But it's not fabulous news for poets; people are reading romance novels in increasing numbers. In fact, the romance novel seems to be the only category gaining sales.
I take the same stance on this as I do with my students. I've always told them, "I don't care what you're reading, as long as you're reading."
And I understand the appeal of romance novels. Once I had a lesbian friend who delighted in romances of all kinds. I asked her if her inner militant separatist lesbian disapproved. She explained that she liked knowing that she was going to get a happy ending. It let her relax as she read.
I've heard similar comments from mystery readers--they know the world will be made right at the end of the book, so they can take whatever plot twists come their way.

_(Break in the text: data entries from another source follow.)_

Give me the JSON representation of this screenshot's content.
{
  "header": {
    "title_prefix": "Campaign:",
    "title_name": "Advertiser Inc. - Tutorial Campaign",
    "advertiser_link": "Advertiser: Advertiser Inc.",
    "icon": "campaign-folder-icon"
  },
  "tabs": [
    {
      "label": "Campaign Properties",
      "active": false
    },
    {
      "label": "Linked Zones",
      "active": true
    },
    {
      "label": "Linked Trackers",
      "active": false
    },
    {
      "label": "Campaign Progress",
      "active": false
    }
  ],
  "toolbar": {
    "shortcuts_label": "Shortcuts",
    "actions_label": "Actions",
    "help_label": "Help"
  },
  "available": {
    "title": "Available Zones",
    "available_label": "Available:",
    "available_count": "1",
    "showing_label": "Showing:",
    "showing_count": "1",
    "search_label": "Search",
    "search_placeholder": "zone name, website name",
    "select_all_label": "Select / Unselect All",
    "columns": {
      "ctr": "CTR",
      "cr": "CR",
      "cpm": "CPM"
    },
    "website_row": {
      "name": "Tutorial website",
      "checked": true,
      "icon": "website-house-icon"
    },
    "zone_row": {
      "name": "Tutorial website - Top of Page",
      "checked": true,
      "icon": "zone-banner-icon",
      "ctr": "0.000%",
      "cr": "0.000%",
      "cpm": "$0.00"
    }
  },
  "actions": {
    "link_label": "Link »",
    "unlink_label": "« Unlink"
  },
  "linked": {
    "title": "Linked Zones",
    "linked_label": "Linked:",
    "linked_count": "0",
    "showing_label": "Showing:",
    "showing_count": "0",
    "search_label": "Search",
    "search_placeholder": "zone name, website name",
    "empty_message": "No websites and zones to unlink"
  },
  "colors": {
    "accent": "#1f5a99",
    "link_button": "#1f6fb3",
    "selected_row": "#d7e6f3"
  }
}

Of course, some of us take a similar solace in rereading. I'm a few days late to this New York Times article, which extols the pleasures of revisting beloved books: "The real secret of re-reading is simply this: It is impossible. The characters remain the same, and the words never change, but the reader always does. Pip is always there to be revisited, but you, the reader, are a little like the convict who surprises him in the graveyard — always a stranger."
After all, didn't we do that as children? My nephew will choose the same book, over and over again, for a bedtime story. I used to revisit all my favorite childhood books, year after year. Only a more rigorous required reading in high school and college put a stop to this practice. I've often yearned for children, simply because I could revisit those books and games and movies.
I think it's wonderful that people are returning to reading, even as many of us never left. I think it's wonderful that we have so many more reading options. I think that even poetry is viable, although in a way that capitalism wouldn't declare a triumph. Go here to read or listen to a story about the poetry economy. Those of us who have been practicing poets for awhile won't find much new. I found it heartwarming anyway. And the recession haiku challenge turned up some interesting nuggets.
I like to think of myself as a medieval monk, dedicated to an art form that the world doesn't see as important, but that later generations will celebrate its salvation.
Flypaper in The Comstock Review
3 months ago